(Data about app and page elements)
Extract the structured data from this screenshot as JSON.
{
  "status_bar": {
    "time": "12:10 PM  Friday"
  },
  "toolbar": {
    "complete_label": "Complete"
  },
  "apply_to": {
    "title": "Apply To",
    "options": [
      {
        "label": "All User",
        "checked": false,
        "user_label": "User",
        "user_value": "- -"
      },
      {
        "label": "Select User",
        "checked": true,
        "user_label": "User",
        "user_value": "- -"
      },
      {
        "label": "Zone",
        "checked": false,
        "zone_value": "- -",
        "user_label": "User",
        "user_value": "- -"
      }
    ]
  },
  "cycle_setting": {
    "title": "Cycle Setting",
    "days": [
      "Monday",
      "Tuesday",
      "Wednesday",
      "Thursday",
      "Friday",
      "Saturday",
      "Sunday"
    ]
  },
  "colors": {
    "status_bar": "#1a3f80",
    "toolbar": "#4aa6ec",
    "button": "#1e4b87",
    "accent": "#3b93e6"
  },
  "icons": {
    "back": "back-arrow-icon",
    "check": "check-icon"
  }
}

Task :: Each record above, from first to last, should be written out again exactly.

Reply ::
Extract the structured data from this screenshot as JSON.
{
  "status_bar": {
    "time": "12:10 PM  Friday"
  },
  "toolbar": {
    "complete_label": "Complete"
  },
  "apply_to": {
    "title": "Apply To",
    "options": [
      {
        "label": "All User",
        "checked": false,
        "user_label": "User",
        "user_value": "- -"
      },
      {
        "label": "Select User",
        "checked": true,
        "user_label": "User",
        "user_value": "- -"
      },
      {
        "label": "Zone",
        "checked": false,
        "zone_value": "- -",
        "user_label": "User",
        "user_value": "- -"
      }
    ]
  },
  "cycle_setting": {
    "title": "Cycle Setting",
    "days": [
      "Monday",
      "Tuesday",
      "Wednesday",
      "Thursday",
      "Friday",
      "Saturday",
      "Sunday"
    ]
  },
  "colors": {
    "status_bar": "#1a3f80",
    "toolbar": "#4aa6ec",
    "button": "#1e4b87",
    "accent": "#3b93e6"
  },
  "icons": {
    "back": "back-arrow-icon",
    "check": "check-icon"
  }
}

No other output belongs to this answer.